Sandra Leigh of the fantastic blog, Amazing Voyages of the Turtle has come up with the excellent idea of Original Poetry Sunday, & as my contribution I'm posting the latest poem in the ongoing Ghazal series; as per the title, it was written yesterday, tho it received a rather extensive revision this morning.
Which leads me to the observation that a poem can seem to be technically polished—the "sounds" can seem right, the images can seem to be arresting—but if it's not "true" to itself, it remains "bad poetry." In the original version, the poem was much more "lush" & dream-like, but it really called for a more direct presentation. While technique is crucial, technique by itself can't redeem a poem that's untrue to itself. What this poem "wanted" to be about was a moment that passed between a friend & myself many years ago; in a sense that moment encapsulated much about our relationship—misunderstood "rejections" springing from self-consciousness & jealously guarded personae coupled with a tendency to "poeticize" events & to become trapped in imagined narratives.

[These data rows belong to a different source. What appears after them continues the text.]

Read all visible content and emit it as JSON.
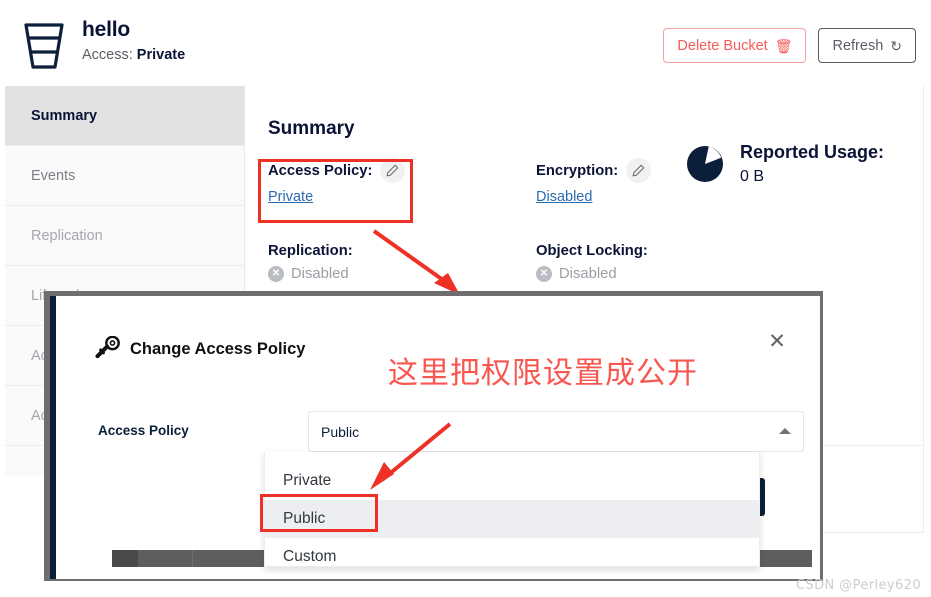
{
  "header": {
    "bucket_name": "hello",
    "access_prefix": "Access:",
    "access_value": "Private",
    "bucket_icon": "bucket-icon",
    "delete_button": "Delete Bucket",
    "delete_icon": "trash-icon",
    "refresh_button": "Refresh",
    "refresh_icon": "refresh-icon"
  },
  "sidebar": {
    "items": [
      {
        "label": "Summary",
        "state": "active"
      },
      {
        "label": "Events",
        "state": "normal"
      },
      {
        "label": "Replication",
        "state": "dim"
      },
      {
        "label": "Lifecycle",
        "state": "dim"
      },
      {
        "label": "Access Audit",
        "state": "dim"
      },
      {
        "label": "Access Rules",
        "state": "dim"
      }
    ]
  },
  "summary": {
    "title": "Summary",
    "access_policy": {
      "label": "Access Policy:",
      "value": "Private",
      "edit_icon": "pencil-icon"
    },
    "encryption": {
      "label": "Encryption:",
      "value": "Disabled",
      "edit_icon": "pencil-icon"
    },
    "replication": {
      "label": "Replication:",
      "value": "Disabled",
      "status_icon": "x-circle-icon"
    },
    "object_locking": {
      "label": "Object Locking:",
      "value": "Disabled",
      "status_icon": "x-circle-icon"
    },
    "reported_usage": {
      "label": "Reported Usage:",
      "value": "0 B",
      "chart_icon": "pie-chart-icon"
    }
  },
  "modal": {
    "title": "Change Access Policy",
    "title_icon": "key-icon",
    "close_icon": "close-icon",
    "field_label": "Access Policy",
    "select_value": "Public",
    "caret_icon": "chevron-up-icon",
    "options": [
      {
        "label": "Private",
        "selected": false
      },
      {
        "label": "Public",
        "selected": true
      },
      {
        "label": "Custom",
        "selected": false
      }
    ]
  },
  "annotations": {
    "chinese_note": "这里把权限设置成公开",
    "highlight_access_policy": "access-policy-highlight",
    "highlight_public_option": "public-option-highlight",
    "arrow_color": "#ee3124",
    "note_color": "#f9564f"
  },
  "watermark": "CSDN @Perley620",
  "colors": {
    "accent_navy": "#0b1f3a",
    "link_blue": "#2b6cb0",
    "danger_red": "#f45b5b",
    "annotation_red": "#ee3124",
    "sidebar_bg": "#fafafa",
    "sidebar_active_bg": "#e2e2e2"
  }
}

Such "imagined narratives" are perhaps an inherent danger of the poetic course I've pursued for the past 30 years & more. Of course, when we continue to cast events in a false light, that's when poetry becomes deception in the sense stated by various philosophers—when we cast events in the light of awareness, that's when poetry can, I believe, be part of healing. This all has been part of an ongoing argument with myself about poetry for more than 20 years.
On a lighter note, I've been thrilled to see all the poems being written in the blogging community I feel a part of, & I think Sandra's Original Poetry Sunday will not only highlight this, but also inspire others to try their hand as well.
I hope you enjoy this & all the other Original Poetry Sunday posts.
waxing crescent afloat within a white nimbus—
nothing’s distinct—a tremoloed note on a
mandolin & the willow limbs’ gray resignation—an-
other night amongst visitations convinced I’m really there—
a Virginia cottage house on a street “that
really went no place”—a silence with eyes singing
hysterically & I said Let’s dance taking her hand &
she turned aside— another visitation across pages
of poems singing You must change your life—
a walk thru muttering streets thru a white fog—I
keep writing the same poem for how many
nights & years & mornings a streetlight’s white
nimbus beyond an electric typewriter’s midnight hum in a
Virginia cottage house—a tremoloed mandolin a hysterical
silence becoming a blurry nimbus the weeks & years
& hours of the same poem repeated a
visitation becoming dawn’s twilight a
tremolo on a mandolin this whitening morning